“Has anybody got a match?” he asked.
One of the Verner’s Pride servants had a whole boxful, and two or three were lighted at a time, and held so that the doctor could see the drowned face better than he could in the uncertain moonlight. It was a strange scene. The lonely, weird character of the place; the dark trees scattered about; the dull pond with its bending willows; the swaying, murmuring crowd collected round the doctor and what he was bending over; the bright flickering flame of the match-light; with the pale moon overhead, getting higher and higher as the night went on, and struggling her way through passing clouds.
“How did it happen?” asked Dr. West.
Before any answer could be given, a man came tearing up at the top of his speed; several men, indeed, it may be said. The first was Roy, the bailiff. Upon Roy’s leaving Verner’s Pride, after the rebuke bestowed upon him by its heir, he had gone straight down to the George and Dragon, a roadside inn, situated on the outskirts of the village, on the road from Verner’s Pride. Here he had remained, consorting with droppers-in from Deerham, and soothing his mortification with a pipe and sundry cans of ale. When the news was brought in that Rachel Frost was drowned in the Willow-pond, Roy, the landlord, and the company collectively, started off to see.
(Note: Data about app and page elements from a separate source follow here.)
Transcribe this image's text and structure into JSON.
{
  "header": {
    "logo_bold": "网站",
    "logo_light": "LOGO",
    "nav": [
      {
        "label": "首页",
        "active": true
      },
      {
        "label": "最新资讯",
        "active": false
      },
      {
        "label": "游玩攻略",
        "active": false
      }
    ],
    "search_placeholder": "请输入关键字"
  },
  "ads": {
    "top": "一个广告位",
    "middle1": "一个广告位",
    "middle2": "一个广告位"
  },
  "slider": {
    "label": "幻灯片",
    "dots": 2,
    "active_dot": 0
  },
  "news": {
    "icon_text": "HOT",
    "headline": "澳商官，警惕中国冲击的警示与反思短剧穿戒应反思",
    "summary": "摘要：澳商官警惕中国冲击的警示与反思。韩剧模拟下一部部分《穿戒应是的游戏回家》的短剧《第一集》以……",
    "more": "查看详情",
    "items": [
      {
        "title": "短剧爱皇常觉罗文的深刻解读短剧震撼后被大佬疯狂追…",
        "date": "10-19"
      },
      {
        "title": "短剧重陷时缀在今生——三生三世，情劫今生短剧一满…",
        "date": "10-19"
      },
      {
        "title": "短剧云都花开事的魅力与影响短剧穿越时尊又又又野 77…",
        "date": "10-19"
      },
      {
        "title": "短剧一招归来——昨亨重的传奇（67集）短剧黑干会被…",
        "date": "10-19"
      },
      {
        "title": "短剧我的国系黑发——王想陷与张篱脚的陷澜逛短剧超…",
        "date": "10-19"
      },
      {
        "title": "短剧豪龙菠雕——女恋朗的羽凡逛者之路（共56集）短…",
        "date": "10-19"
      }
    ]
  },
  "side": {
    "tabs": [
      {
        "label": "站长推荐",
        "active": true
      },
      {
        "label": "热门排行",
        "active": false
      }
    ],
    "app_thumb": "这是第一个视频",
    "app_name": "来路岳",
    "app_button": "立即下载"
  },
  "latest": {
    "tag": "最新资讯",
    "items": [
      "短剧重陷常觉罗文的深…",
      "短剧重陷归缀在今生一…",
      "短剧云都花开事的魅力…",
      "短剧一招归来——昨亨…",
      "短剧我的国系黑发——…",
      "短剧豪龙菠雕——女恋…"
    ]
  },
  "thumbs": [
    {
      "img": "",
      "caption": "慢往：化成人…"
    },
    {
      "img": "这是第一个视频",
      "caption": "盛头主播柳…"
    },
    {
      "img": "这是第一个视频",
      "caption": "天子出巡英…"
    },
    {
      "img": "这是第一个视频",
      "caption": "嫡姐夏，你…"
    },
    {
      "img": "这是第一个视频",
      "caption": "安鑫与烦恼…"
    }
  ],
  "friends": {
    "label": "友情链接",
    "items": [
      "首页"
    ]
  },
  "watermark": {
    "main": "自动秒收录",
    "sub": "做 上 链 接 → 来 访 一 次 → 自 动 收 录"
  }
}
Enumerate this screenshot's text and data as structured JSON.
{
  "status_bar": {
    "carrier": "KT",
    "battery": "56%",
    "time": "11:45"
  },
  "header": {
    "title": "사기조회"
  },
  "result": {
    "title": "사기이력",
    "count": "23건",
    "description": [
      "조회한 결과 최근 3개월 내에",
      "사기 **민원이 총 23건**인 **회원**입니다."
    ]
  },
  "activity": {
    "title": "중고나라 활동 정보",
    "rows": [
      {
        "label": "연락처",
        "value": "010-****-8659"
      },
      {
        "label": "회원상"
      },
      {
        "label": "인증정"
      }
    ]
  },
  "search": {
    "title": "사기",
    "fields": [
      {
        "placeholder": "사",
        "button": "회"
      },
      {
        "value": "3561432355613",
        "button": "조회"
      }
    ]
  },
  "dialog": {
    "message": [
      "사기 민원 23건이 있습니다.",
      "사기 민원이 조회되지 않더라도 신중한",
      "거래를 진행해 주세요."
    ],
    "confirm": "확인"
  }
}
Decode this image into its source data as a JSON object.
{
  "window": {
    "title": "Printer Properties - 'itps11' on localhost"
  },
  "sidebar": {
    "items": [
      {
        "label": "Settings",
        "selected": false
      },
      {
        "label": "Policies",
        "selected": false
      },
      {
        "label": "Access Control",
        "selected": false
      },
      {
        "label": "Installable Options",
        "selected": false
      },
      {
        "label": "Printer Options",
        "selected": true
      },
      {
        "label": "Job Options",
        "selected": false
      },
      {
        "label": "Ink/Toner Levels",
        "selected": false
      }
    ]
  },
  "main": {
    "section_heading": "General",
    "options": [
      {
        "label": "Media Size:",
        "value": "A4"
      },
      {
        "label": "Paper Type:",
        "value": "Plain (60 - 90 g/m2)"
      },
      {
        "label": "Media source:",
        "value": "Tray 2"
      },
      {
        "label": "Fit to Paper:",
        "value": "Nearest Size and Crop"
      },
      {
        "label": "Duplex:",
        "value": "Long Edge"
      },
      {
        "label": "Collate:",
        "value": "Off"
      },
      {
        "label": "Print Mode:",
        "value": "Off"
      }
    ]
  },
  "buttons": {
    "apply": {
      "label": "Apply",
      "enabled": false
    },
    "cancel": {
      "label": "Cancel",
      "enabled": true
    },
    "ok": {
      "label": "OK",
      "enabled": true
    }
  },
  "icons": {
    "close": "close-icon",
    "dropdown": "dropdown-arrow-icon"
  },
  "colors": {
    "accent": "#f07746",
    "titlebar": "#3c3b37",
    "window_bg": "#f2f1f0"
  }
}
“Why, it is her!” uttered Roy, taking a hasty view of poor Rachel. “I said it wasn’t possible. I saw her and talked to her up at the house but two or three hours ago. How did she get in?”
The same question always; from all alike: how did she get in? Dr. West rose.
“You can move her,” he said.
“Is she dead, sir?”
Frederick Massingbird—who had been the one to hold the matches—caught the doctor’s arm.
“Not dead!” he uttered. “Not dead beyond hope of restoration?”
“She will never be restored in this world,” was the reply of Dr. West. “She is quite dead.”
“Measures should be tried, at any rate,” said Frederick Massingbird warmly.
“By all means,” acquiesced Dr. West. “It will afford satisfaction, though it should do nothing else.”
They raised her once more, her clothes dripping, and turned with quiet, measured steps towards Verner’s Pride. Of course the whole assemblage attended. They were eagerly curious, boiling over with excitement; but, to give them their due, they were earnestly anxious to afford any aid in their power, and contended who should take turn at bearing that wet burden. Not one but felt sorely grieved for Rachel. Even Nancy was subdued to meekness, as she sped on to be one of the busiest in preparing remedies; and old Roy, though somewhat inclined to regard it in the light of a judgment upon proud Rachel for slighting his son, felt some twinges of pitying regret.
“I have knowed cases where people, dead from drownding, have been restored to life,” said Roy, as they walked along.